Video Cinema That Crosses Borders Showcased at Tribeca Film Festival

Among the nearly 100 feature length films being shown at this year’s Tribeca Film Festival in New York City are more than 20 documentaries and features with international appeal, from a film about a Congolese businessman in China, to documentaries shot in Pakistan and diaspora communities in the U.S., to a poetic look at disaffected South African youth. VOA’s Carolyn Weaver has more.
Video

Video UN Confronts Threat of Young Radicals

The radicalization and recruitment of young people into Islamist extremist groups has become a growing challenge for governments worldwide. On Thursday, the U.N. Security Council heard from experts on the issue, which has become a potent threat to international peace and security. VOA’s Margaret Besheer reports.
Video

Video Growing Numbers of Turks Discover Armenian Ancestry

In a climate of improved tolerance, growing numbers of people in Turkey are discovering their grandmothers were Armenian. Hundreds of thousands of Armenians escaped the mass deportations and slaughter of the early 1900's by forced conversion to Islam. Or, Armenian children were taken in by Turkish families and assimilated. Now their stories are increasingly being heard. Dorian Jones reports from Istanbul that the revelations are viewed as an important step.
Video

Video Migrants Trek Through Western Balkans to Reach EU
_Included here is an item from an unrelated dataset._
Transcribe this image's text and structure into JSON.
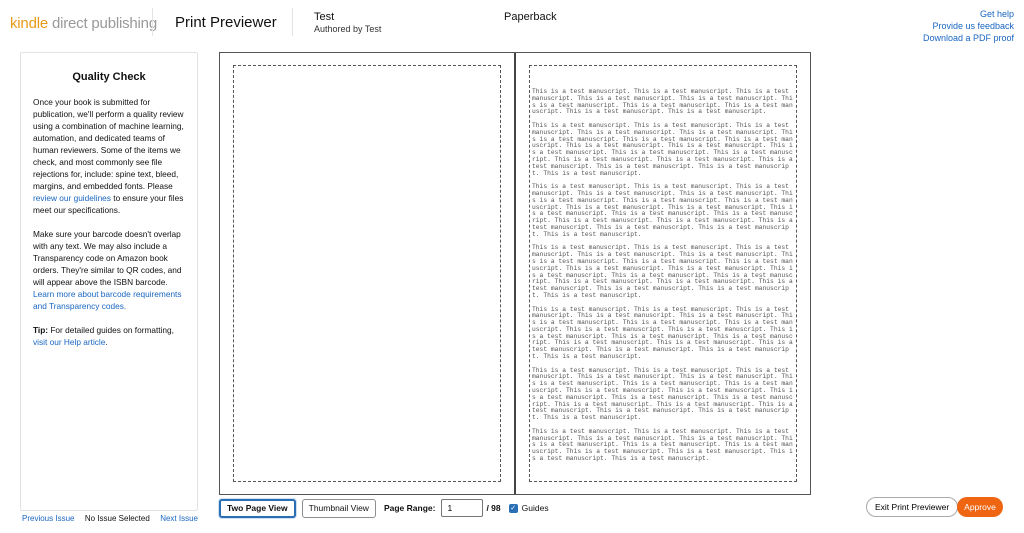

Migrants from Africa and other places are finding different routes into the European Union in search of a better life. The Associated Press followed one clandestine group to document their trek through the western Balkans to Hungary. Zlatica Hoke reports that the migrants started using that route about four years ago. Since then, it has become the second-most popular path into Western Europe, after the option of sailing from North Africa to Italy.
Video
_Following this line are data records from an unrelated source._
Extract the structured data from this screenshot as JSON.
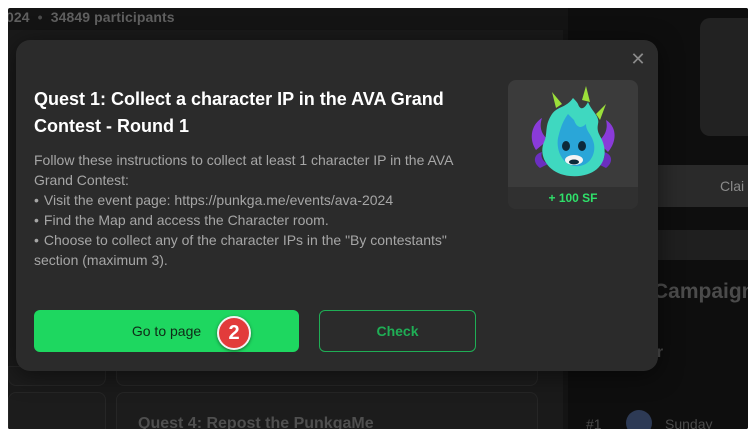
{
  "background": {
    "header": {
      "year_fragment": "024",
      "participants": "34849 participants"
    },
    "claim_label": "Clai",
    "campaign_label": "Campaign",
    "ranking_label": "er",
    "rank_number": "#1",
    "rank_user": "Sunday",
    "quest4_title": "Quest 4: Repost the PunkgaMe"
  },
  "modal": {
    "title": "Quest 1: Collect a character IP in the AVA Grand Contest - Round 1",
    "intro": "Follow these instructions to collect at least 1 character IP in the AVA Grand Contest:",
    "steps": [
      "Visit the event page: https://punkga.me/events/ava-2024",
      "Find the Map and access the Character room.",
      "Choose to collect any of the character IPs in the \"By contestants\" section (maximum 3)."
    ],
    "reward": {
      "label": "+ 100 SF",
      "icon": "character-flame-icon"
    },
    "buttons": {
      "go_to_page": "Go to page",
      "check": "Check"
    },
    "close_icon": "close-icon"
  },
  "annotation": {
    "step_number": "2",
    "color": "#e23b3b"
  },
  "colors": {
    "accent": "#1ed760",
    "reward_text": "#2fe06a",
    "modal_bg": "#2b2b2b"
  }
}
Video US Businesses See Cuba as New Frontier

The Obama administration's opening toward Cuba is giving U.S. companies hope they'll be able to do business in Cuba despite the continuation of the U.S. economic embargo against the communist nation. Some American companies have been able to export some products to Cuba, but the recent lifting of Cuba's terrorism designation could relax other restrictions. As VOA's Daniela Schrier reports, corporate heavy hitters are lining up to head across the Florida Straits - though experts urge caution.
Video
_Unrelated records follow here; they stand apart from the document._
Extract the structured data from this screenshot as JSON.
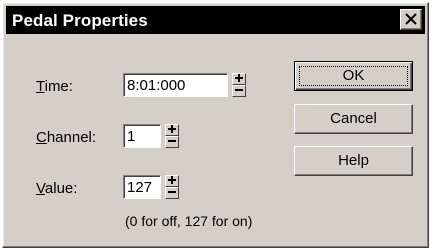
{
  "dialog": {
    "title": "Pedal Properties",
    "close_icon": "close-x-icon"
  },
  "fields": {
    "time": {
      "label_first": "T",
      "label_rest": "ime:",
      "value": "8:01:000"
    },
    "channel": {
      "label_first": "C",
      "label_rest": "hannel:",
      "value": "1"
    },
    "value": {
      "label_first": "V",
      "label_rest": "alue:",
      "value": "127"
    }
  },
  "buttons": {
    "ok": "OK",
    "cancel": "Cancel",
    "help": "Help"
  },
  "hint": "(0 for off, 127 for on)",
  "colors": {
    "face": "#d4d0c8",
    "titlebar": "#000000"
  }
}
Video Kenya Launches Police Recruitment Drive After Terror Attacks

Kenya launched a major police recruitment drive this week as part of a large-scale effort to boost security following a recent spate of terror attacks. VOA’s Gabe Joselow reports that allegations of corruption in the process are raising old concerns about the integrity of Kenya’s security forces.
Video

Video Japan, China in Race for Asia High-Speed Rail Projects

A lucrative competition is underway in Asia for billions of dollars in high-speed rail projects. Cambodia, India, Indonesia, Malaysia Thailand and Vietnam are among the countries planning to move onto the fast track. They are negotiating with Japan and the upstart Chinese who are locked in a duel to revolutionize transportation across Asia. VOA Correspondent Steve Herman in Bangkok has details.
Video

Video Scientists: Mosquitoes Attracted By Our Genes

Some people always seem to get bitten by mosquitoes more than others. Now, scientists have proved that is really the case - and they say it’s all because of genes. It’s hoped the research might lead to new preventative treatments for diseases like malaria, as Henry Ridgwell reports from London.
Video

Video Bible Museum Coming to Washington DC

Washington is the center of American political power and also home to some of the nation’s most visited museums. A new one that will showcase the Bible has skeptics questioning the motives of its conservative Christian funders. VOA religion correspondent Jerome Socolovsky reports.
Video

Video Afghan First Lady Pledges No Roll Back on Women's Rights

Afghan First Lady Rula Ghani, named one of Time's 100 Most Influential, says women should take part in talks with Taliban. VOA's Rokhsar Azamee has more from Kabul.

VOA Blogs